_Exercise aim:_ In these entries, tally the lines where "Media" occurs. Respond with only the count.

_Task material:_
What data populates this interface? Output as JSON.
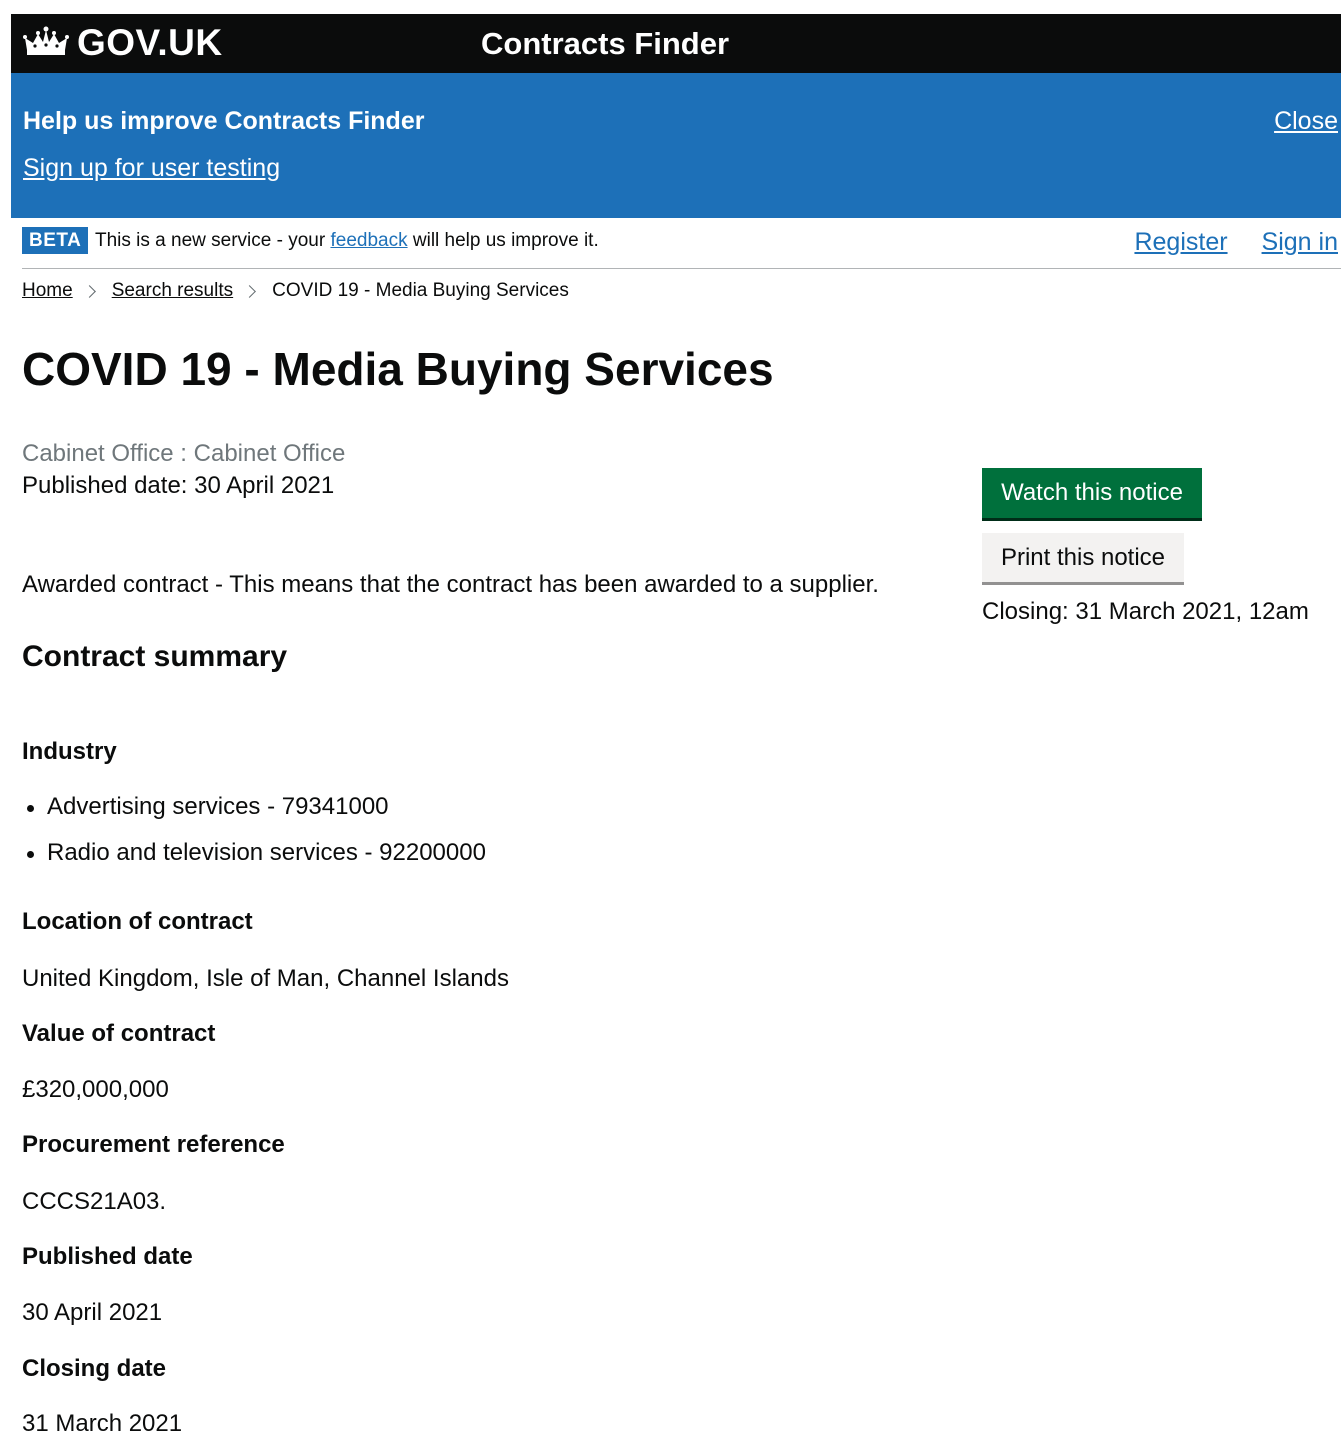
{
  "header": {
    "logo_text": "GOV.UK",
    "service_name": "Contracts Finder"
  },
  "banner": {
    "title": "Help us improve Contracts Finder",
    "link": "Sign up for user testing",
    "close": "Close"
  },
  "phase": {
    "tag": "BETA",
    "text_before": "This is a new service - your ",
    "feedback_link": "feedback",
    "text_after": " will help us improve it.",
    "register": "Register",
    "sign_in": "Sign in"
  },
  "breadcrumb": {
    "items": [
      "Home",
      "Search results"
    ],
    "current": "COVID 19 - Media Buying Services"
  },
  "notice": {
    "title": "COVID 19 - Media Buying Services",
    "organisation": "Cabinet Office : Cabinet Office",
    "published": "Published date: 30 April 2021",
    "status": "Awarded contract - This means that the contract has been awarded to a supplier."
  },
  "actions": {
    "watch": "Watch this notice",
    "print": "Print this notice",
    "closing": "Closing: 31 March 2021, 12am"
  },
  "summary": {
    "heading": "Contract summary",
    "industry_label": "Industry",
    "industries": [
      "Advertising services - 79341000",
      "Radio and television services - 92200000"
    ],
    "location_label": "Location of contract",
    "location": "United Kingdom, Isle of Man, Channel Islands",
    "value_label": "Value of contract",
    "value": "£320,000,000",
    "reference_label": "Procurement reference",
    "reference": "CCCS21A03.",
    "published_label": "Published date",
    "published": "30 April 2021",
    "closing_label": "Closing date",
    "closing": "31 March 2021"
  }
}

_Exercise solution:_ 2